There, the Mississippi Insurance Guaranty Association relied upon a restrictive interpretation of an identical statute by the high court of Ohio in Smith v. This Court rejected the Ohio interpretation and relied upon a liberal construction instead.
We rest on Gandy and Vaughn and find that coverage did exist. Therefore, this case is reversed and remanded. The Bank asserts that the circuit court erred by concluding that Miss. The Bank contends that the circuit court erred in concluding that the beneficiaries of the Plan were protected by the PBGC where the PBGC had made no payments for statutorily guaranteed benefits and will make no payments for losses suffered by reason of the Liquidating Trust's inability to meet its full contractual and fiduciary obligations.
The Bank further relies on the Legislature's stated purpose in Miss. See generally, 29 U. The PBGC receives termination insurance premiums from employers and protects beneficiaries of a qualified pension plan should the plan become insolvent and be unable to meet obligations to beneficiaries. The Plan was undisputedly protected by the PBGC from losses that might have made the Plan unable to meet its statutory minimum obligations to Plan beneficiaries.
The Plan was protected throughout final distribution of Plan assets, but because the Plan was able to meet its minimum obligation to Plan beneficiaries, the PBGC was not required to make payments to the Plan or Plan beneficiaries.
Inter-American was later declared insolvent, and as a result, the plaintiffs sought coverage of its losses by the state guaranty association. Thus, the Michigan Court of Appeals was presented with the identical issue as in this case of whether a GIC purchased by a pension plan from an insurance company that later becomes insolvent is excluded from coverage by the state guaranty association if the pension plan is a qualified pension plan that receives protection from the PBGC even though the PBGC has made no payments to the pension plan to compensate for its losses.
The Michigan Court of Appeals stated that the critical inquiry when applying M. The court of appeals stated the protection provided by the PBGC as follows: When a pension plan is terminated, the PBGC may be called upon to provide benefits to the plan's beneficiaries. Congress has established a maximum guaranteed benefit that is covered by the PBGC. Congress only intended that the PBGC guarantee the payment of benefits to participants and beneficiaries of pension plans that have been terminated.
The PBGC benefits are available only if the plan itself fails. Until the plans terminate, the plan sponsors continue to maintain the responsibility to fund the plans to provide pension benefits to participants. The plan sponsors can terminate the plans under the distress termination provisions and rely on the PBGC to pay guaranteed benefits to the plan participants if the responsibility to fulfill the requirements to fund the pension plans would result in an unreasonably burdensome economic cost.
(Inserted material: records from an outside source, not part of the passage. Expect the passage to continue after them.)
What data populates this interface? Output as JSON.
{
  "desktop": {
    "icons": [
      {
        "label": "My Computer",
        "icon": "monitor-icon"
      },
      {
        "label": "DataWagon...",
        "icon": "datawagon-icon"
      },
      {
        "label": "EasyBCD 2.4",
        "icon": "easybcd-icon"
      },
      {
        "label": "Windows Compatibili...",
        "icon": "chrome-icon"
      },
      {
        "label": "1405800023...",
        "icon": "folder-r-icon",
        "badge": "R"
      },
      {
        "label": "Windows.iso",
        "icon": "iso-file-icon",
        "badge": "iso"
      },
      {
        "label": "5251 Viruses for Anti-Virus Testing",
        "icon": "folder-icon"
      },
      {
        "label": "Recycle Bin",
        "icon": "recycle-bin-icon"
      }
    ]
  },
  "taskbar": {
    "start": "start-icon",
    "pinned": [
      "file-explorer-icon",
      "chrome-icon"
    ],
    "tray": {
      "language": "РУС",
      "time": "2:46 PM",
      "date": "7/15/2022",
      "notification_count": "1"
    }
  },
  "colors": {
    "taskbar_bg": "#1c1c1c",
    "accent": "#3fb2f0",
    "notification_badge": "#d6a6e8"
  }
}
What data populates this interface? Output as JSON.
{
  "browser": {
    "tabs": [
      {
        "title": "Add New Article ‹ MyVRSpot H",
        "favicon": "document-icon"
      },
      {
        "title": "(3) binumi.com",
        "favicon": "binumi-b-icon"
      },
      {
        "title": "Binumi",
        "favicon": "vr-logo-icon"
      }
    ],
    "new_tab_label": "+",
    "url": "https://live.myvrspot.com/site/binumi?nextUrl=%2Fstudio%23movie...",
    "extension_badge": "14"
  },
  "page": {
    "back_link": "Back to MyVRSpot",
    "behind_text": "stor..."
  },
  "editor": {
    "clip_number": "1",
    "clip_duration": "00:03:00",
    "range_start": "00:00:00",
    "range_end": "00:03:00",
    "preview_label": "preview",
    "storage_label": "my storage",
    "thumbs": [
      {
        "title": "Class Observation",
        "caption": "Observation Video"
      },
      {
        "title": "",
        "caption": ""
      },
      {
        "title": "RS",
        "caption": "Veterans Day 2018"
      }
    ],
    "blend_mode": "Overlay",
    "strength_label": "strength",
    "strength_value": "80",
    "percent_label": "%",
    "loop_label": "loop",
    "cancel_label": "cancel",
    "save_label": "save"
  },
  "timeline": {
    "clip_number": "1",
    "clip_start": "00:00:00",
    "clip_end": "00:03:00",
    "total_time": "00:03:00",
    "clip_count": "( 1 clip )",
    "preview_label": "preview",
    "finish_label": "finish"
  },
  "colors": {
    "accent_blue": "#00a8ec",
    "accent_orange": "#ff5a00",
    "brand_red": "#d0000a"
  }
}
However, it was not the Legislature's apparent intention that the plaintiffs look to the state guaranty fund to provide benefits for the failure of an asset within the plans. Merriam Webster's Collegiate Dictionary Finally, the Circuit Court wrongly equated the intent of Congress with the intent of the Mississippi Legislature.
Congress intended to protect only certain minimum benefits, not the full contractual and fiduciary obligations of a pension plan. Hence, this case is reversed and remanded. Because we have reversed and remanded on other issues raised by the Appellant, there is no need to analyze the merit of this claim.